Anyone familiar with comedian, musician, and performance artist Reggie Watts knows that his act depends on his absurdist, postmodern sense of humor, amazing musical chops, and a unique microphone and gadget set up that allow him to create full arrangements using just his voice.
Gizmodo visited with Reggie during a soundcheck last year
This video by interactive design studio Marshmallow Laser Feast is a much deserved escape from reality. It's a grown-up version of laser tagging, so buckle up, doc!
Something about this story really touches me. I've always been a fan of both Wyclef and Jimmy DiResta's work, and there's just something about the two of them talking about revolution that just presses all my buttons.
The Hill-side, a Brooklyn-based necktie and pocket square company, created this sweet animated video where a bow tie teaches you how to tie itself. It's got a great old school Sesame Street-style vibe, and actually manages to be quite informative, cause there aren't any hands to get in the way.
Trust me, you want to watch this:
Animation is nothing more than arranging relatively stable things, taking a picture, and then moving and doing it again, frame by frame. Some artists use pen and ink, some clay, some real world objects. This creative team of IBM researchers decided to use atoms. Atoms!? A. toms.
Whether you make handmade goods to sell online, want to take great images of your creations to pitch to publishers and media, or just want to document your own creative life online, you simply can't get away with crummy photos anymore. In the age of visual-driven social bookmarking and publishing, artists and creatives must not only be comfortable with their own materials and media, but develop basic photography skills to capture their good work to share with the world.
This hyper-lapse Google Street video is one serious ride. Before you press play, make sure to put away any sharps objects near you (just in case you pass out).

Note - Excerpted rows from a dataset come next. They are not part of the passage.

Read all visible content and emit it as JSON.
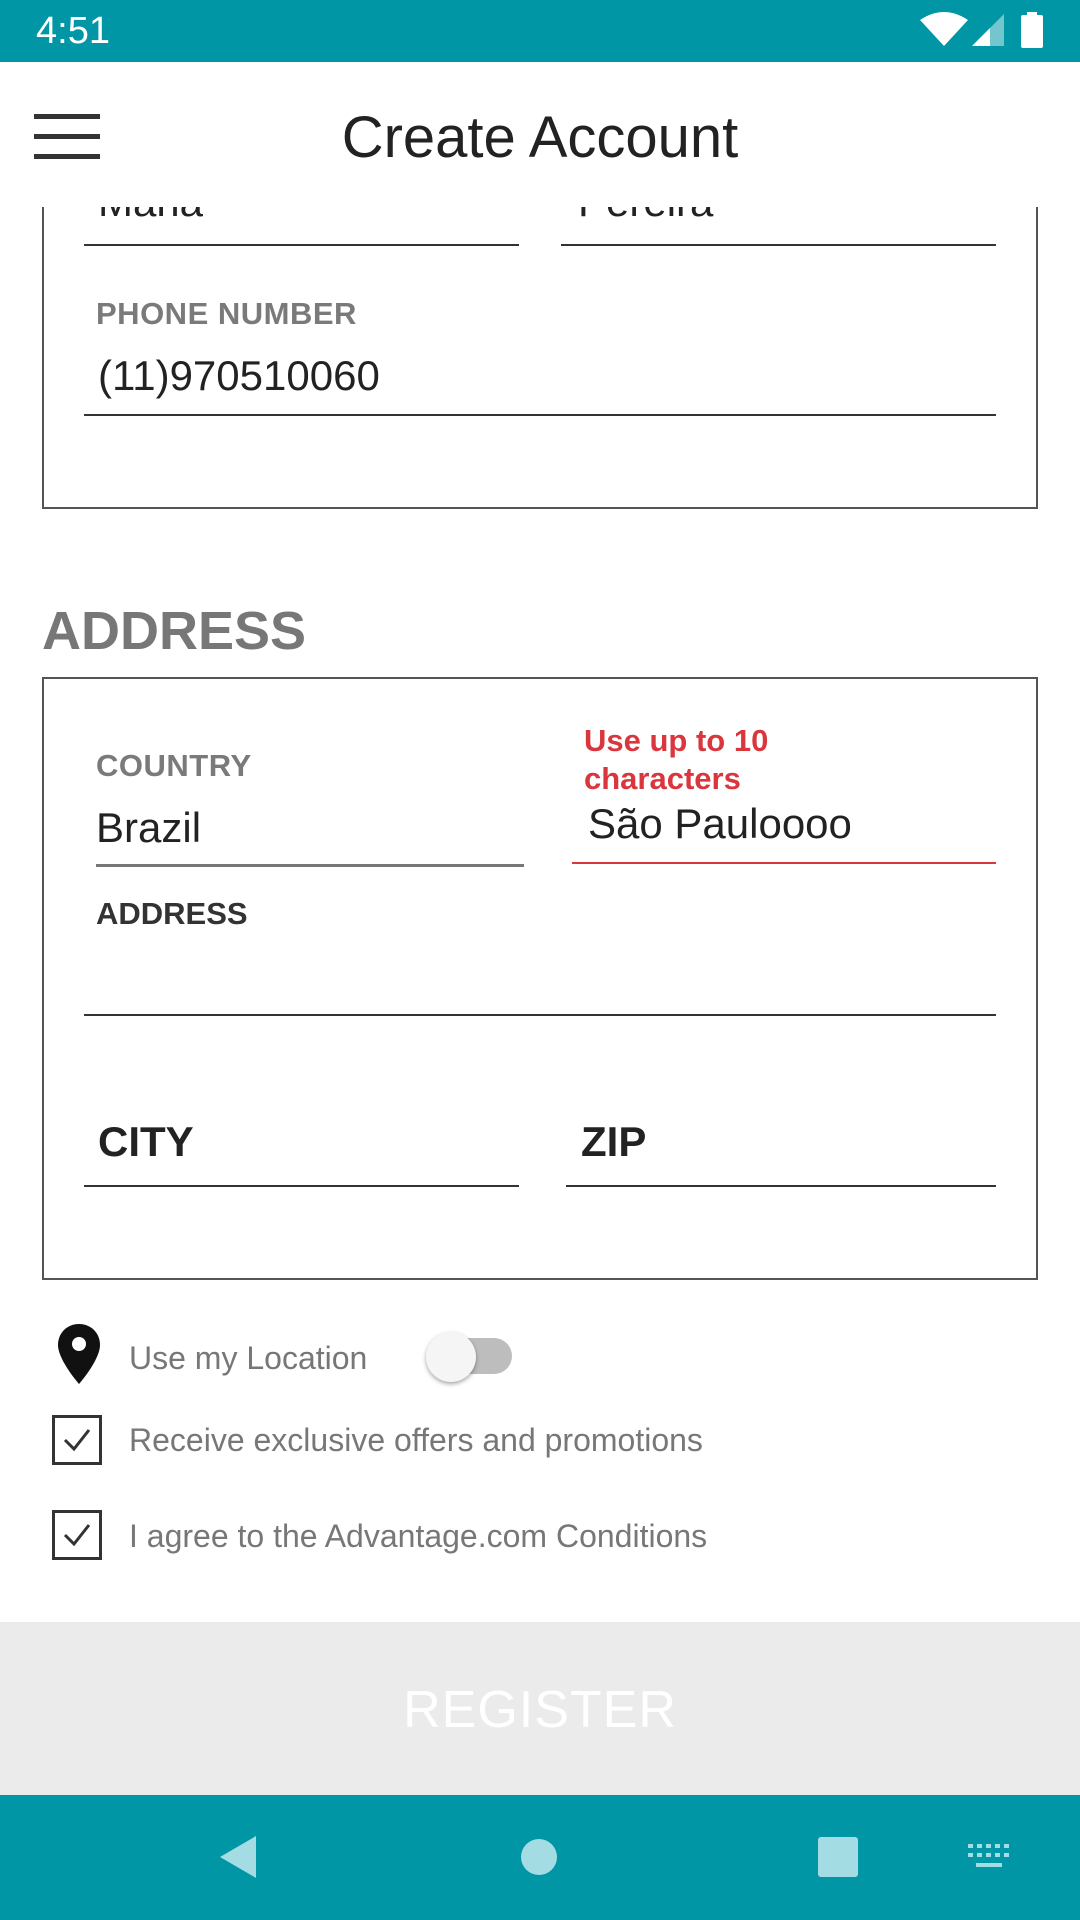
{
  "status_bar": {
    "time": "4:51"
  },
  "app_bar": {
    "title": "Create Account",
    "menu_icon": "hamburger-menu-icon"
  },
  "personal": {
    "first_name_value": "Maria",
    "last_name_value": "Pereira",
    "phone_label": "PHONE NUMBER",
    "phone_value": "(11)970510060"
  },
  "address_section": {
    "title": "ADDRESS",
    "country_label": "COUNTRY",
    "country_value": "Brazil",
    "state_error": "Use up to 10 characters",
    "state_error_line1": "Use up to 10",
    "state_error_line2": "characters",
    "state_value": "São Pauloooo",
    "address_label": "ADDRESS",
    "address_value": "",
    "city_placeholder": "CITY",
    "zip_placeholder": "ZIP"
  },
  "options": {
    "use_location_label": "Use my Location",
    "use_location_on": false,
    "offers_label": "Receive exclusive offers and promotions",
    "offers_checked": true,
    "conditions_label": "I agree to the Advantage.com Conditions",
    "conditions_checked": true
  },
  "register": {
    "label": "REGISTER"
  },
  "colors": {
    "primary": "#0096a6",
    "error": "#d9363e",
    "register_bg": "#ebebeb"
  }
}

I love this peak inside the studio and process of Ray Gascoigne, a 60-year veteran and master craftsman of ships in bottles.
He's worked as a shipwright and a merchant sailor, and now designs, carves, and creates his stunning pieces completely from scratch, with just a few tools. Oh, and he looks like this:
Is there more that needs to be said? Well, yeah, actually...
You know that ball of anxiety... that little, knotted wad of uncertainty and woe that churns your insides whenever you in the various states of a creative project?
That's a good thing.
If you're interested in purchasing one or two long-lasting quality style pieces instead of a closet full of single-seasons, you've probably heard some of the myths about selvedge denim. Like, that you should never wash it (ever), wear it in the bathtub or roll around in the ocean and sand with it, or clean your jeans by putting them in the freezer.
A classic, quality barbershop shave always includes a "hot towel," which goes on your face prior to the shaving. The experience is not only relaxing, but the heat and moisture from the hot towel serve to open your pores and soften your beard, so you can get even closer with the razor. Plus, it's all kinds of old school fun, and you can easily recreate the effect at home.
The Atlantic blog offers this tribute to the animated GIF - the once maligned but now embraced moving "still" photo. Last week, there was an entire festival dedicated to the GIF as "high art."
This two-minute video was produced in conjunction with the festival. It "chronicles the graphic interchange format’s journey from the late 1980s through the dot com bubble up to today’s multi-platform media world -- in claymation. Not only did the GIF pave the way for future digital art memes, but even the savviest of media creators cannot decide whether to pronounce it with a hard or soft ‘g’."
The answer? "Inventor Steve Whilhite pronounced it